When jealousy arises—and it will—what do we do about it and whose fault is it? Should someone better police their own digital activities and connections for the sake of their partner’s sense of security? Or is their partner's reaction simply over-stated and un-attuned to other interpersonal needs (non-sexual friendships) or harmless fantasies? Here's how couples can start to answer those questions.
Is Jealousy Always Bad?
No. Jealousy often gets a bad rap but can be a sign of care and investment in the partner. Sometimes the person on the receiving end of jealous emotions needs this consolation. Jealousy can mean that the partner doesn’t take the relationship for granted, that it matters, and that they have skin in the game.
A laissez-faire attitude (i.e. zero jealousy) can itself be a negative sign of indifference, romantic drift, or even an inability to be vulnerable. In some of these cases, a little anxiety or jealousy needs to be activated and created in the relationship. There has to be a sense of risk and some interpersonal vulnerability. Our time on earth is limited and our relationships, too, are mortal: they end, fail, and come apart. Without a little bit of anxiety or indeed jealousy, couples can coast too easily. This is the roommate or sibling situation that many couples describe falling into.
In short, when jealousy arises, don’t panic. Investigate it and take it first as a meaningful sign of relationship value from your partner.
When Is Jealousy Problematic?
Jealousy becomes a problem when it is unexamined, automatic, and the ruling emotion in a couple. Sometimes jealousy can enlarge to the point of obsession and compulsivity, exhausting both partners and interfering with basic day-to-day functioning. This can happen after a traumatic experience like an affair and can feel justified; indeed, the jealous partner can feel as if they were proven right.
However, the constant vigilance and anxiety that makes up this kind of jealousy can further feelings of alienation and even serve as a distraction from the necessary examination of the pain and hurt underneath. In these cases, it is better to seek out a therapist or family doctor for further support and guidance to manage this elevated experience of jealousy.
Be Curious About Your Partner's Attachment History

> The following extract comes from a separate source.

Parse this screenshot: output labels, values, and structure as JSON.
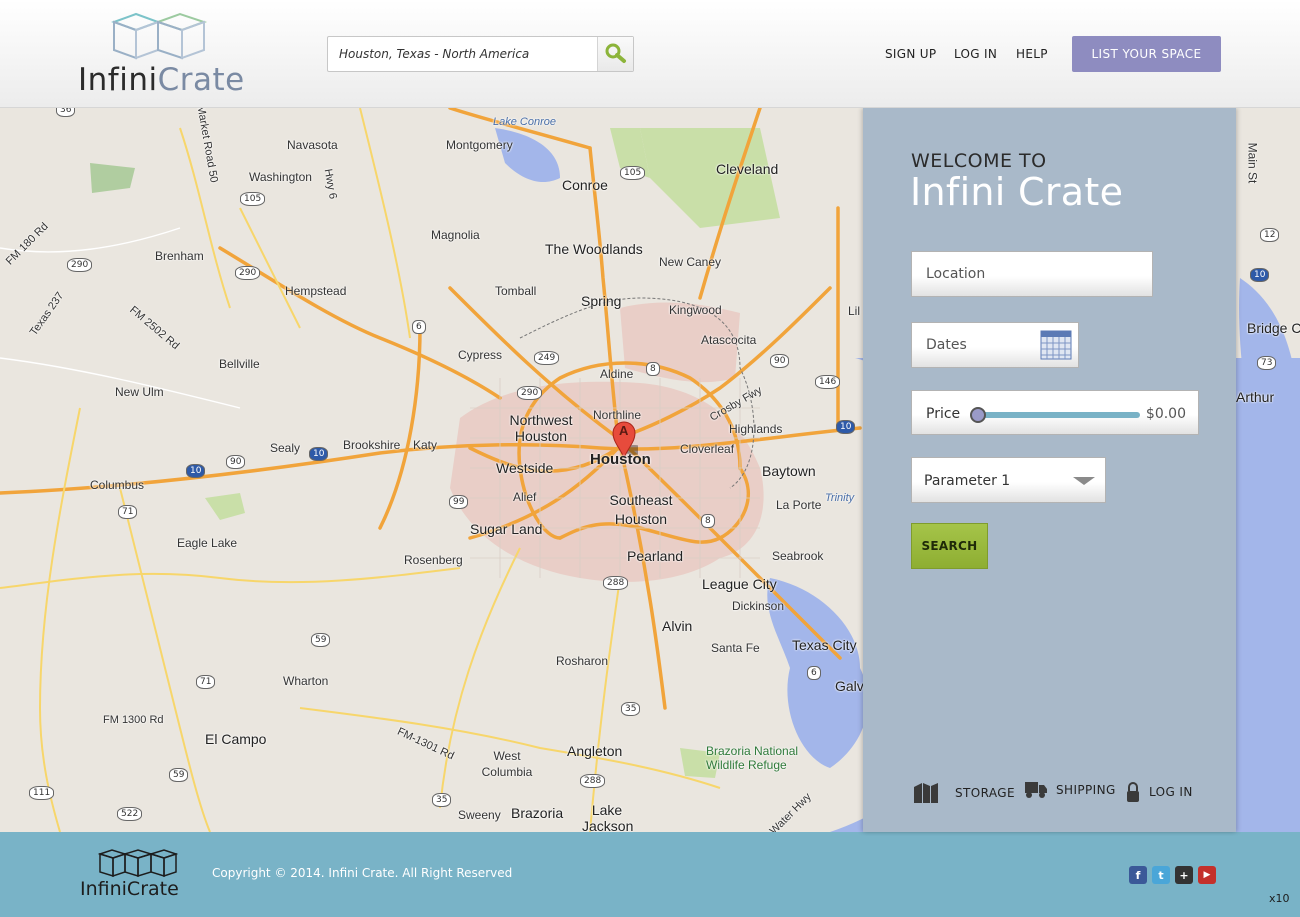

In more moderate forms of jealousy, however, it is advisable to be curious about the jealous partner’s attachment history: Who were their attachment figures growing up, and how secure or consistent was their attention and affection?
Very often, with high levels of jealousy, there are attachment injuries underneath: a history of insecurity or feeling like the rug could be pulled out at any minute and love could be withheld or denied. Knowing this can lend empathy to your partner and reframe their jealousy as less about your activities than about their emotional history. This can shift the conversation from one of blaming and shaming to one of curiosity, empathy and intimacy.
Because the technologies we use to connect are almost always with us and implicate us in our most intimate settings (bed, bathroom), the threat is not alleviated when we are alone with our partners at home. The conveniences of online technologies can feel like interpersonal cuts to our partner when we connect in seemingly harmless ways with others in our online social bubbles. Being mindful of when and how we connect with others, and being intentional and transparent with the meanings of these connections, can help anticipate and mitigate eruptions of romantic jealousy.
Janice A. Spring, After the Affair. New York: Harper, 2020.
Stan Tatkin, “The plight of the avoidantly attached partner in couples therapy,” New Therapist, 2009.